Feb 2, 2018
In the screen print industry, plastisol inks have long been the go-to option. Compared to water-based inks, plastisol inks are much easier to print with, there is less pre-press work, and essentially any entry-level printer can get away with using them. Because of their ease of use, that’s what most printers stick with.
The use of water-based inks, though having significantly increased in the past few years, is still avoided by a majority of printers, and understandably so. The attention to detail necessary to print with these inks is, on its own, enough to make even a chemistry professor a little cross-eyed.
However, despite all the extra work required to correctly print water-based inks, we believe they are a superior alternative to plastisol inks. Check out our Ink Options page for a breakdown of the major differences between the options.

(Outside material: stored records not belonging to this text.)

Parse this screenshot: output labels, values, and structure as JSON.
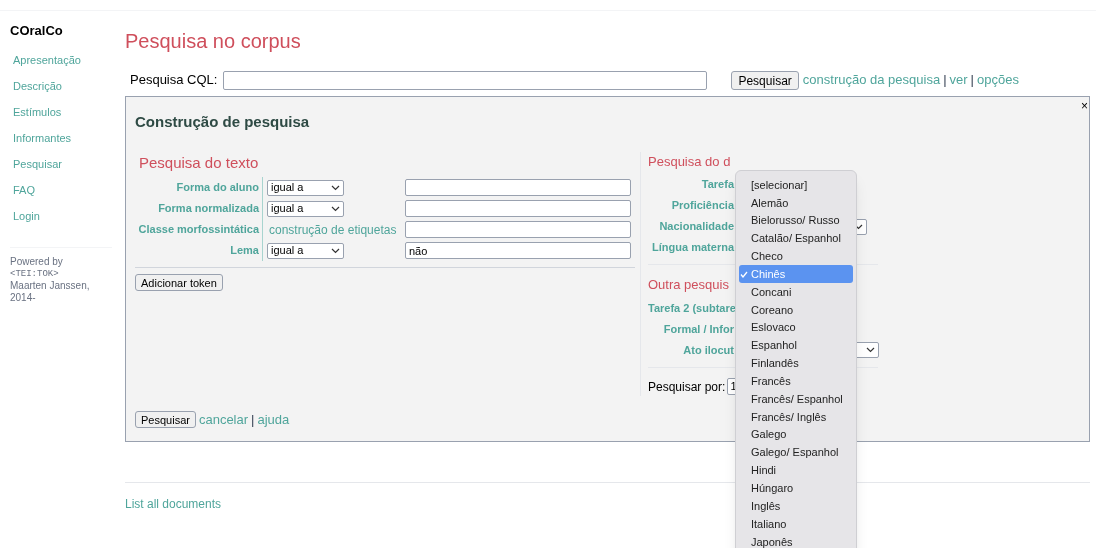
{
  "sidebar": {
    "title": "COralCo",
    "items": [
      {
        "label": "Apresentação"
      },
      {
        "label": "Descrição"
      },
      {
        "label": "Estímulos"
      },
      {
        "label": "Informantes"
      },
      {
        "label": "Pesquisar"
      },
      {
        "label": "FAQ"
      },
      {
        "label": "Login"
      }
    ],
    "credit": [
      {
        "text": "Powered by",
        "kind": "plain"
      },
      {
        "text": "<TEI:TOK>",
        "kind": "code"
      },
      {
        "text": "Maarten Janssen,",
        "kind": "plain"
      },
      {
        "text": "2014-",
        "kind": "plain"
      }
    ]
  },
  "page_title": "Pesquisa no corpus",
  "cql": {
    "label": "Pesquisa CQL:",
    "button": "Pesquisar",
    "links": [
      {
        "text": "construção da pesquisa",
        "kind": "link"
      },
      {
        "text": "|",
        "kind": "separator"
      },
      {
        "text": "ver",
        "kind": "link"
      },
      {
        "text": "|",
        "kind": "separator"
      },
      {
        "text": "opções",
        "kind": "link"
      }
    ]
  },
  "panel": {
    "title": "Construção de pesquisa",
    "close": "×",
    "text_search": {
      "heading": "Pesquisa do texto",
      "rows": [
        {
          "label": "Forma do aluno",
          "kind": "select",
          "operator": "igual a"
        },
        {
          "label": "Forma normalizada",
          "kind": "select",
          "operator": "igual a"
        },
        {
          "label": "Classe morfossintática",
          "kind": "link",
          "link": "construção de etiquetas"
        },
        {
          "label": "Lema",
          "kind": "select",
          "operator": "igual a",
          "value": "não"
        }
      ],
      "add_button": "Adicionar token"
    },
    "doc_search": {
      "heading": "Pesquisa do d",
      "rows": [
        {
          "label": "Tarefa",
          "kind": "hidden"
        },
        {
          "label": "Proficiência",
          "kind": "hidden"
        },
        {
          "label": "Nacionalidade",
          "kind": "select"
        },
        {
          "label": "Língua materna",
          "kind": "hidden"
        }
      ]
    },
    "other_search": {
      "heading": "Outra pesquis",
      "rows": [
        {
          "label": "Tarefa 2 (subtare",
          "kind": "hidden"
        },
        {
          "label": "Formal / Infor",
          "kind": "hidden"
        },
        {
          "label": "Ato ilocut",
          "kind": "select"
        }
      ]
    },
    "search_by": {
      "label": "Pesquisar por:",
      "value": "1"
    },
    "footer": {
      "button": "Pesquisar",
      "links": [
        {
          "text": "cancelar",
          "kind": "link"
        },
        {
          "text": "|",
          "kind": "separator"
        },
        {
          "text": "ajuda",
          "kind": "link"
        }
      ]
    }
  },
  "dropdown": {
    "items": [
      {
        "label": "[selecionar]",
        "selected": false
      },
      {
        "label": "Alemão",
        "selected": false
      },
      {
        "label": "Bielorusso/ Russo",
        "selected": false
      },
      {
        "label": "Catalão/ Espanhol",
        "selected": false
      },
      {
        "label": "Checo",
        "selected": false
      },
      {
        "label": "Chinês",
        "selected": true
      },
      {
        "label": "Concani",
        "selected": false
      },
      {
        "label": "Coreano",
        "selected": false
      },
      {
        "label": "Eslovaco",
        "selected": false
      },
      {
        "label": "Espanhol",
        "selected": false
      },
      {
        "label": "Finlandês",
        "selected": false
      },
      {
        "label": "Francês",
        "selected": false
      },
      {
        "label": "Francês/ Espanhol",
        "selected": false
      },
      {
        "label": "Francês/ Inglês",
        "selected": false
      },
      {
        "label": "Galego",
        "selected": false
      },
      {
        "label": "Galego/ Espanhol",
        "selected": false
      },
      {
        "label": "Hindi",
        "selected": false
      },
      {
        "label": "Húngaro",
        "selected": false
      },
      {
        "label": "Inglês",
        "selected": false
      },
      {
        "label": "Italiano",
        "selected": false
      },
      {
        "label": "Japonês",
        "selected": false
      }
    ]
  },
  "footer_link": "List all documents"
}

What’s that? You want a list of reasons why we think water-based inks are the cream of the crop? Good, because here it is.
Although plastisol inks have come a long way in the sense that the vast majority are phthalate-free nowadays, they are still not the most eco-friendly option. Plastisol ink is made by mixing PVC resin and plasticizer together. We won’t go too much into the chemistry here, but as you’re probably aware, anything plastic-based isn’t great for the environment. Water-based inks are much more eco-friendly because they are completely PVC free and, hence the name, water-based; i.e., they have a solvent base consisting of water. They’re about as environmentally-responsible as you can get in this business.
If you want to up the environmentally-conscious-ante even more, check out our Eco-Friendly Shirts page for info. There, you’ll discover options for finding the right eco-friendly shirt for your project.
This is just industry jargon for the feel of the print. It means that the print feels soft against your hand. In fact, once a shirt printed with our water-based ink is washed, you nearly can’t feel the print on the shirt at all. The next time you order shirts and want a soft print, use this term instead of feeling like you’re at the mechanic trying to replicate the noise your car is making.
Due to the fact that water-based inks dye the fabric instead of sitting on top of the fabric, as is the case with plastisol, it can hold much finer details. In addition to finer detail, the edges of prints are much sharper as well. If you’re like us and salivate over small details in a t-shirt print, water-based inks are definitely up your alley. If you’re in the camp of ‘Nah, that’s weird,’ you can at least rest assured that we really care about the details of the printed shirts that we put out.
Water-based prints are insurmountably more durable than plastisol prints. Chances are, you have an old shirt laying around that looks cracked and faded from washing it so many times. That, unfortunately, is somewhat just the nature of the beast when it comes to plastisol inks. Of course, proper printing, curing, etc. from any professional printer and proper washing care on your end can help combat that. But, the longevity of plastisol inks will never compare to that of water-based inks. Because these inks dye the fabric, the print actually becomes part of the shirt. That means as long as the shirt holds up, so will the print.
You read that right. We offer a FREE upgrade to water-based ink on any order you place. Keep in mind, these inks can be finicky on certain fabrics. We’ll let you know if the garment you want doesn’t play well with water-based inks or you can order an ink test on any style of garment you want.
Along with getting a free upgrade, printing with water-based inks can sometimes save you from paying for another color. If you’ve ordered shirts in the past, you may know that an underbase is required when printing plastisol on dark garments. If you’re unsure about what an underbase is and why it’s necessary, you can read up on it here. In short, if you want dark shirts and you go with water-based inks, you’ll be able to save on the extra screen required for a plastisol underbase.
At the end of the day, water-based inks are, hands-down, the way to go. If you’d like an even more in-depth explanation about how these inks work, check out the Water-Based Printing page on our site.
Ready to get the ball rolling on some new designs or classic reorders? Let’s get a quote started today.